Computer engineering is also a promising degree to pursue for the career opportunities it offers. Computer engineers devise and maintain system hardware such as computer components, create applications for software programs, and all other related technical and creative attributes using machine-level and high-level modern computer systems, equipment, and languages.
Those inclined toward systems and process efficiency will likely thrive in Industrial Engineering. Industrial Engineering deals with production efficiency and systems optimization of enterprises, production floors, financial processes, and management.
Would-be engineers with analytical mindsets and a bent toward chemistry and life sciences should consider Chemical Engineering. Chemical engineers utilize physical, chemical, and biological principles, physics, mathematics, and economics to develop and optimize processes for the production of fuels, chemicals, petrochemicals, food, pharmaceuticals, and other commodities needed in everyday life.
On top of matching their interests and strengths to various engineering fields, incoming students should talk to people in the industry to gain insights if the degree and career they’re eyeing are meant for them.
Dean Uy furthered that “Academic records are a good basis, but they are not everything. I assess students more based on their attitude and motivation. I believe everyone has the capacity to learn but not at the same time and in the same way. As long as a person believes in himself and has great motivation, he can become an engineer. Engineering practice is determined more by a person’s attitude, as much as his academic records.”

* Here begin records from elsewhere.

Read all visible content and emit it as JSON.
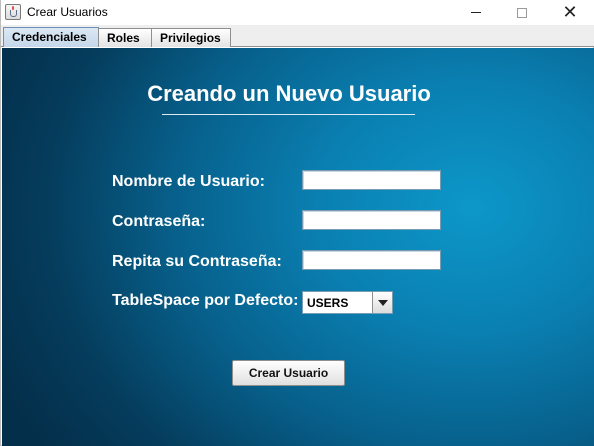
{
  "window": {
    "title": "Crear Usuarios"
  },
  "tabs": [
    {
      "label": "Credenciales",
      "selected": true
    },
    {
      "label": "Roles",
      "selected": false
    },
    {
      "label": "Privilegios",
      "selected": false
    }
  ],
  "form": {
    "heading": "Creando un Nuevo Usuario",
    "username_label": "Nombre de Usuario:",
    "username_value": "",
    "password_label": "Contraseña:",
    "password_value": "",
    "repeat_password_label": "Repita su Contraseña:",
    "repeat_password_value": "",
    "tablespace_label": "TableSpace por Defecto:",
    "tablespace_selected": "USERS",
    "submit_label": "Crear Usuario"
  },
  "colors": {
    "panel_light": "#0d97c9",
    "panel_dark": "#042f4a",
    "text": "#ffffff"
  }
}
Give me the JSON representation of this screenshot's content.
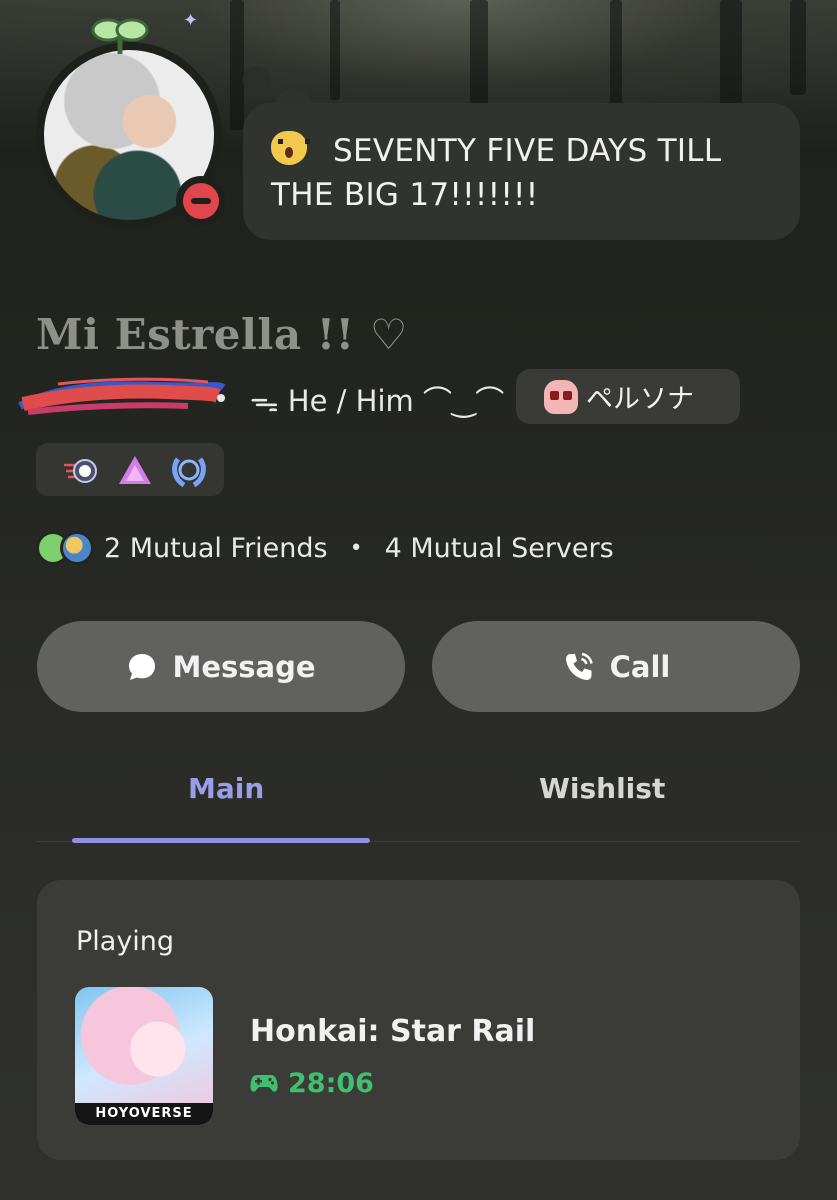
{
  "profile": {
    "status_text": "SEVENTY FIVE DAYS TILL THE BIG 17!!!!!!!",
    "status_emoji": "astonished-cat-icon",
    "display_name": "Mi Estrella !! ♡",
    "pronouns": "ᯓ He / Him ⌒‿⌒",
    "tag": "ペルソナ",
    "presence": "do-not-disturb"
  },
  "badges": [
    "nitro-orb-icon",
    "boost-triangle-icon",
    "laurel-badge-icon"
  ],
  "mutuals": {
    "friends": "2 Mutual Friends",
    "separator": "•",
    "servers": "4 Mutual Servers"
  },
  "actions": {
    "message_label": "Message",
    "call_label": "Call"
  },
  "tabs": [
    {
      "label": "Main",
      "active": true
    },
    {
      "label": "Wishlist",
      "active": false
    }
  ],
  "activity": {
    "heading": "Playing",
    "game_name": "Honkai: Star Rail",
    "elapsed": "28:06",
    "art_logo": "HOYOVERSE"
  },
  "colors": {
    "accent": "#8e92e0",
    "dnd": "#e0464b",
    "playing_time": "#3fbf6f"
  }
}
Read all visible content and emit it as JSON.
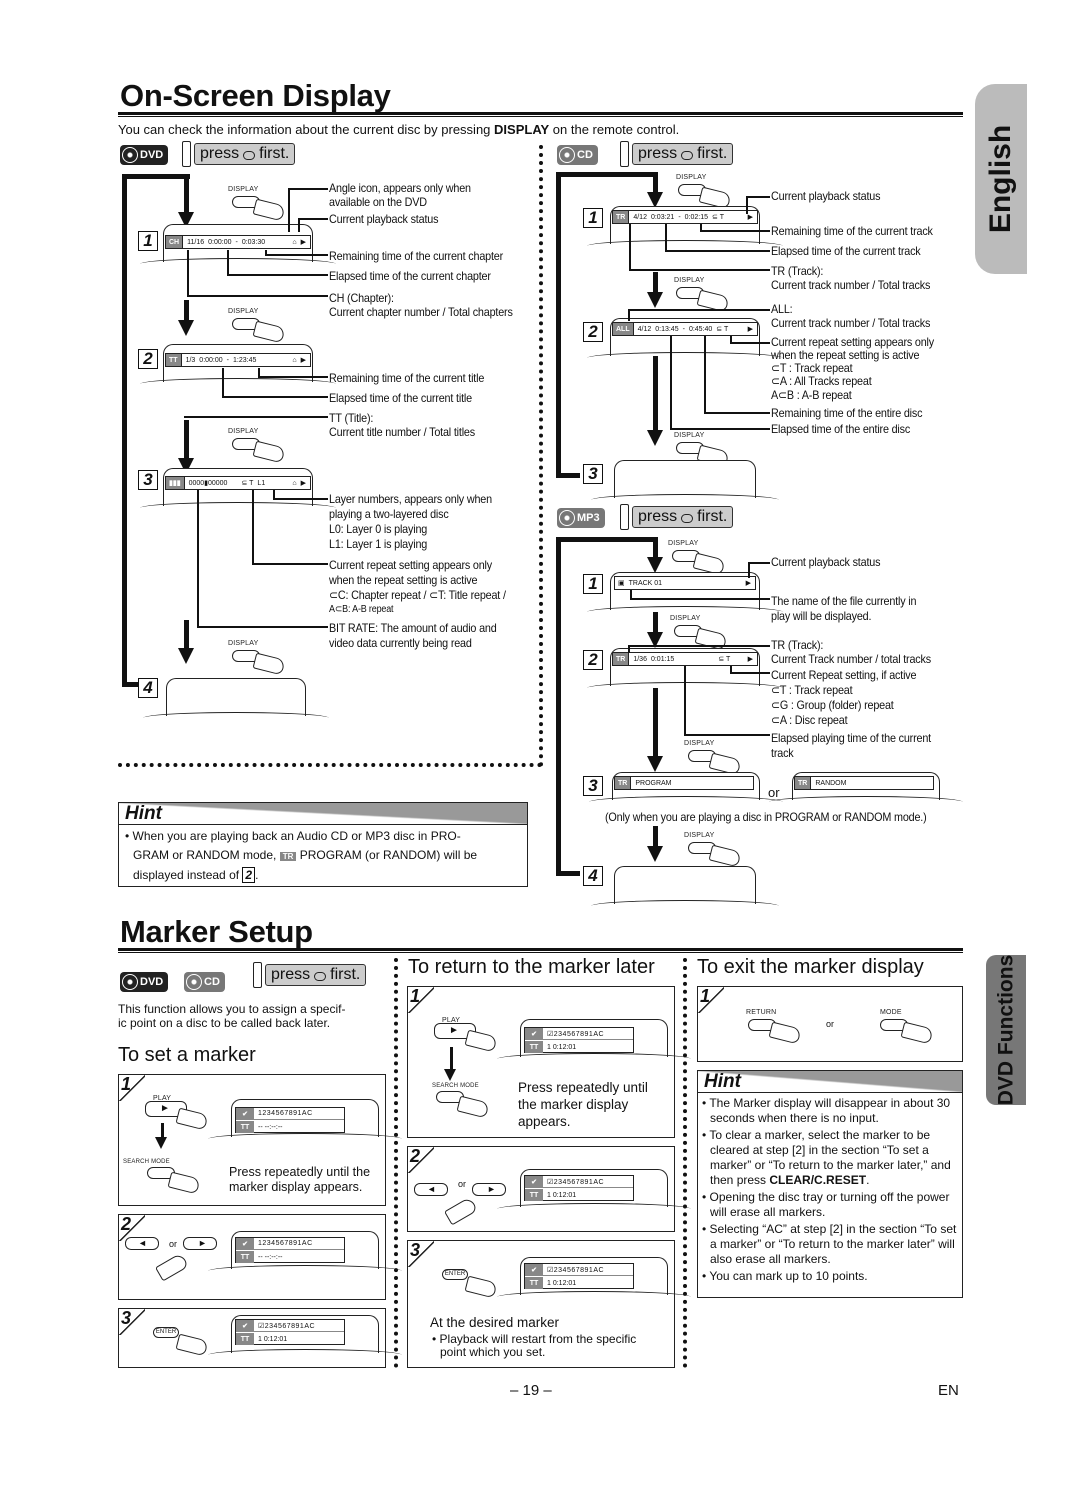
{
  "osd": {
    "title": "On-Screen Display",
    "intro_pre": "You can check the information about the current disc by pressing ",
    "intro_bold": "DISPLAY",
    "intro_post": " on the remote control.",
    "press_label": "press",
    "press_key": "DVD",
    "press_first": "first.",
    "display_btn": "DISPLAY",
    "dvd": {
      "badge": "DVD",
      "steps": [
        "1",
        "2",
        "3",
        "4"
      ],
      "step1": {
        "tag": "CH",
        "count": "11/16",
        "elapsed": "0:00:00",
        "remaining": "0:03:30",
        "status": "▶"
      },
      "step2": {
        "tag": "TT",
        "count": "1/3",
        "elapsed": "0:00:00",
        "remaining": "1:23:45",
        "status": "▶"
      },
      "step3": {
        "tag": "▮▮▮",
        "bitrate": "0000▮00000",
        "repeat": "⊆ T",
        "layer": "L1",
        "status": "▶"
      },
      "notes": [
        "Angle icon, appears only when",
        "available on the DVD",
        "Current playback status",
        "Remaining time of the current chapter",
        "Elapsed time of the current chapter",
        "CH (Chapter):",
        "Current chapter number / Total chapters",
        "Remaining time of the current title",
        "Elapsed time of the current title",
        "TT (Title):",
        "Current title number / Total titles",
        "Layer numbers, appears only when",
        "playing a two-layered disc",
        "L0: Layer 0 is playing",
        "L1: Layer 1 is playing",
        "Current repeat setting appears only",
        "when the repeat setting is active",
        "⊂C: Chapter repeat / ⊂T: Title repeat /",
        "A⊂B: A-B repeat",
        "BIT RATE: The amount of audio and",
        "video data currently being read"
      ]
    },
    "cd": {
      "badge": "CD",
      "steps": [
        "1",
        "2",
        "3"
      ],
      "step1": {
        "tag": "TR",
        "count": "4/12",
        "elapsed": "0:03:21",
        "remaining": "0:02:15",
        "repeat": "⊆ T",
        "status": "▶"
      },
      "step2": {
        "tag": "ALL",
        "count": "4/12",
        "elapsed": "0:13:45",
        "remaining": "0:45:40",
        "repeat": "⊆ T",
        "status": "▶"
      },
      "notes": [
        "Current playback status",
        "Remaining time of the current track",
        "Elapsed time of the current track",
        "TR (Track):",
        "Current track number / Total tracks",
        "ALL:",
        "Current track number / Total tracks",
        "Current repeat setting appears only",
        "when the repeat setting is active",
        "⊂T   : Track repeat",
        "⊂A   : All Tracks repeat",
        "A⊂B : A-B repeat",
        "Remaining time of the entire disc",
        "Elapsed time of the entire disc"
      ]
    },
    "mp3": {
      "badge": "MP3",
      "steps": [
        "1",
        "2",
        "3",
        "4"
      ],
      "step1": {
        "name": "TRACK 01",
        "status": "▶"
      },
      "step2": {
        "tag": "TR",
        "count": "1/36",
        "elapsed": "0:01:15",
        "repeat": "⊆ T",
        "status": "▶"
      },
      "step3": {
        "tag": "TR",
        "program": "PROGRAM",
        "or": "or",
        "random": "RANDOM"
      },
      "only_when": "(Only when you are playing a disc in PROGRAM or RANDOM mode.)",
      "notes": [
        "Current playback status",
        "The name of the file currently in",
        "play will be displayed.",
        "TR (Track):",
        "Current Track number / total tracks",
        "Current Repeat setting, if active",
        "⊂T : Track repeat",
        "⊂G : Group (folder) repeat",
        "⊂A : Disc repeat",
        "Elapsed playing time of the current",
        "track"
      ]
    },
    "hint": {
      "title": "Hint",
      "line1": "• When you are playing back an Audio CD or MP3 disc in PRO-",
      "line2_pre": "GRAM or RANDOM mode, ",
      "line2_tag": "TR",
      "line2_post": " PROGRAM (or RANDOM) will be",
      "line3_pre": "displayed instead of ",
      "line3_step": "2",
      "line3_post": "."
    }
  },
  "side_tabs": {
    "english": "English",
    "dvd_functions": "DVD Functions"
  },
  "marker": {
    "title": "Marker Setup",
    "badges": [
      "DVD",
      "CD"
    ],
    "intro1": "This function allows you to assign a specif-",
    "intro2": "ic point on a disc to be called back later.",
    "set": {
      "heading": "To set a marker",
      "steps": [
        "1",
        "2",
        "3"
      ],
      "play_btn": "PLAY",
      "search_btn": "SEARCH MODE",
      "enter_btn": "ENTER",
      "or": "or",
      "press_text1": "Press repeatedly until the",
      "press_text2": "marker display appears.",
      "cells_empty": "1234567891AC",
      "time_empty": "-- --:--:--",
      "cells_set": "☑234567891AC",
      "time_set": "1  0:12:01",
      "tt": "TT"
    },
    "return": {
      "heading": "To return to the marker later",
      "steps": [
        "1",
        "2",
        "3"
      ],
      "play_btn": "PLAY",
      "search_btn": "SEARCH MODE",
      "enter_btn": "ENTER",
      "or": "or",
      "press_text": [
        "Press repeatedly until",
        "the marker display",
        "appears."
      ],
      "cells": "☑234567891AC",
      "time": "1  0:12:01",
      "tt": "TT",
      "desired": "At the desired marker",
      "restart1": "• Playback will restart from the specific",
      "restart2": "point which you set."
    },
    "exit": {
      "heading": "To exit the marker display",
      "step": "1",
      "return_btn": "RETURN",
      "mode_btn": "MODE",
      "or": "or"
    },
    "hint": {
      "title": "Hint",
      "items": [
        "• The Marker display will disappear in about 30 seconds when there is no input.",
        "• To clear a marker, select the marker to be cleared at step [2] in the section “To set a marker” or “To return to the marker later,” and then press ",
        "• Opening the disc tray or turning off the power will erase all markers.",
        "• Selecting “AC” at step [2] in the section “To set a marker” or “To return to the marker later” will also erase all markers.",
        "• You can mark up to 10 points."
      ],
      "clear_bold": "CLEAR/C.RESET",
      "clear_end": "."
    }
  },
  "footer": {
    "page": "– 19 –",
    "lang": "EN"
  }
}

Mapúa University is the first school in Southeast Asia to receive accreditation for its engineering programs from the US-based ABET. The ABET accreditation provides assurance that a college or university program meets the quality standards of the profession for which that program prepares graduates (www.abet.org). To date, 11 of its engineering programs are accredited by ABET’s Engineering Accreditation Commission: Biological Engineering, Chemical Engineering, Civil Engineering, Computer Engineering, Electrical Engineering, Electronics Engineering, Environmental and Sanitary Engineering, Industrial Engineering, Manufacturing Engineering, Materials Science and Engineering, and Mechanical Engineering.